Report only the number of lines in the records that contain the word "title".
'''
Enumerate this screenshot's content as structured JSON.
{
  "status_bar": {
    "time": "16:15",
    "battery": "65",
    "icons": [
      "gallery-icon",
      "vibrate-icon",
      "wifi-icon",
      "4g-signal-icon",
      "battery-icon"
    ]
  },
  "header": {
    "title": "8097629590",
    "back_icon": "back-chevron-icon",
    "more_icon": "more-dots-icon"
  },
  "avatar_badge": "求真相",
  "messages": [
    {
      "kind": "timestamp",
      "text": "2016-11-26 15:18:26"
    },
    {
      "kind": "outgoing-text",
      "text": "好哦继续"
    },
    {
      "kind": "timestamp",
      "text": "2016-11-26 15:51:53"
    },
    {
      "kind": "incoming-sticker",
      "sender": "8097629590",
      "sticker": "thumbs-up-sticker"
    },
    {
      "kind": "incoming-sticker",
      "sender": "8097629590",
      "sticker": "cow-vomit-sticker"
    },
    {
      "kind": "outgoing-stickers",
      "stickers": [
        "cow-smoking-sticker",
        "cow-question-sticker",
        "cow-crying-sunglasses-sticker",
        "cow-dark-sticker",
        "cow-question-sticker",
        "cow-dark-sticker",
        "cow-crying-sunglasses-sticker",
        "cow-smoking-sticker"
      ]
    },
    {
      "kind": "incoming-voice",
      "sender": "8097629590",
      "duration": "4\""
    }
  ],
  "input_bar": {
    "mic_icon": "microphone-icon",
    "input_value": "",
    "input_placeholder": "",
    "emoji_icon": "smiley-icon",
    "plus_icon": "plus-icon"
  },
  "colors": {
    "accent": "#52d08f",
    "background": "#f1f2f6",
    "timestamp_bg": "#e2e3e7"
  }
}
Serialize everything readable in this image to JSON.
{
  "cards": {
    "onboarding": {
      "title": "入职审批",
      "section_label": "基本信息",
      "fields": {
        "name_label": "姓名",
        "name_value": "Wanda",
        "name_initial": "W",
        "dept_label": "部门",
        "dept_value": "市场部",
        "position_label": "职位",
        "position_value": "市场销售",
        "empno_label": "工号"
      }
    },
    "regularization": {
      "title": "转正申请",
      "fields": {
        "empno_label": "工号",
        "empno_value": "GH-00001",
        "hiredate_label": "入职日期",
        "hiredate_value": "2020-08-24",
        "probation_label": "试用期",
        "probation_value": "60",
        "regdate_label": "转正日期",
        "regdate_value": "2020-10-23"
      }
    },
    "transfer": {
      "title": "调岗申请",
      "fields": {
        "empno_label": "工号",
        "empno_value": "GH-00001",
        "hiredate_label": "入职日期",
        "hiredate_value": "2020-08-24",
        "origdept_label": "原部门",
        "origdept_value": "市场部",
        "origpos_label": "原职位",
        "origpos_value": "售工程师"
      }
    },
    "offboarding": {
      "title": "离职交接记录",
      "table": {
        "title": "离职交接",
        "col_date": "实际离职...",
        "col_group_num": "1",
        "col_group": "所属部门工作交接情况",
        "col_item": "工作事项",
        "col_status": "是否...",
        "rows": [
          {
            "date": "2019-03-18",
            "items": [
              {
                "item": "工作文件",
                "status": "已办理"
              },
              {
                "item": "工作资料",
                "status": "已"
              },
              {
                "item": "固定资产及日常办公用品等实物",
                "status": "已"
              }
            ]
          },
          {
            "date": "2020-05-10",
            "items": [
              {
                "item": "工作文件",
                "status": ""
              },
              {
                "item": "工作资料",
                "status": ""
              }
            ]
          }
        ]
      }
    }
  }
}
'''
## RESPONSE AREA
6